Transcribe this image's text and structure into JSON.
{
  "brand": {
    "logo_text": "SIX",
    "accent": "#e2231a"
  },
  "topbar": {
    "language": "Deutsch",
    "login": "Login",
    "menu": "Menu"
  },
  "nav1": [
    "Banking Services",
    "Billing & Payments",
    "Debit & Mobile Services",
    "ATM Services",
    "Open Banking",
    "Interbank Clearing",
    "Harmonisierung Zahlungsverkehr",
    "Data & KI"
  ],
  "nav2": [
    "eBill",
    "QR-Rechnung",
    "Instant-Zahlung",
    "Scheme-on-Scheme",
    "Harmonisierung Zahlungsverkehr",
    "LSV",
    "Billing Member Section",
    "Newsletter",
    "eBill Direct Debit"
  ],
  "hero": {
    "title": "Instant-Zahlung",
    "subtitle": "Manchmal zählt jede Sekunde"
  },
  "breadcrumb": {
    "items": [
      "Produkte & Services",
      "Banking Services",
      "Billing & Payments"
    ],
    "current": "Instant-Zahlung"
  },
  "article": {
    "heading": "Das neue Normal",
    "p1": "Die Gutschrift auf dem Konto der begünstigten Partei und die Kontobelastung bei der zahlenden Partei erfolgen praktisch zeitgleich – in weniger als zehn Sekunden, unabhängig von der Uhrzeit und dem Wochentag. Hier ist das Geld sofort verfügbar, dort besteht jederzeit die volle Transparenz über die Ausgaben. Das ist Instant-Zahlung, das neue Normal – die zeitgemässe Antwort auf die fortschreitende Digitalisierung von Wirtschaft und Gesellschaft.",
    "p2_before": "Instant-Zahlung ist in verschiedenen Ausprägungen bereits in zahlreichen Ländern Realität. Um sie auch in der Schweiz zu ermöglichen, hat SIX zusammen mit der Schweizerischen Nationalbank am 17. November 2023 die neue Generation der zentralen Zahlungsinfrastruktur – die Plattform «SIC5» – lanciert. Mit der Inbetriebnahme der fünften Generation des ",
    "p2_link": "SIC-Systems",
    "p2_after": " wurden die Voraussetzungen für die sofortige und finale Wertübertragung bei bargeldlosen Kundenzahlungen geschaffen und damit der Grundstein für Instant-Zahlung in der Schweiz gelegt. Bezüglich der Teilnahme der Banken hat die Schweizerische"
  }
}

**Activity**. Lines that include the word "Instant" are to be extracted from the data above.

**Result of this task**.
    "Instant-Zahlung",
    "title": "Instant-Zahlung",
    "current": "Instant-Zahlung"
    "p1": "Die Gutschrift auf dem Konto der begünstigten Partei und die Kontobelastung bei der zahlenden Partei erfolgen praktisch zeitgleich – in weniger als zehn Sekunden, unabhängig von der Uhrzeit und dem Wochentag. Hier ist das Geld sofort verfügbar, dort besteht jederzeit die volle Transparenz über die Ausgaben. Das ist Instant-Zahlung, das neue Normal – die zeitgemässe Antwort auf die fortschreitende Digitalisierung von Wirtschaft und Gesellschaft.",
    "p2_before": "Instant-Zahlung ist in verschiedenen Ausprägungen bereits in zahlreichen Ländern Realität. Um sie auch in der Schweiz zu ermöglichen, hat SIX zusammen mit der Schweizerischen Nationalbank am 17. November 2023 die neue Generation der zentralen Zahlungsinfrastruktur – die Plattform «SIC5» – lanciert. Mit der Inbetriebnahme der fünften Generation des ",
    "p2_after": " wurden die Voraussetzungen für die sofortige und finale Wertübertragung bei bargeldlosen Kundenzahlungen geschaffen und damit der Grundstein für Instant-Zahlung in der Schweiz gelegt. Bezüglich der Teilnahme der Banken hat die Schweizerische"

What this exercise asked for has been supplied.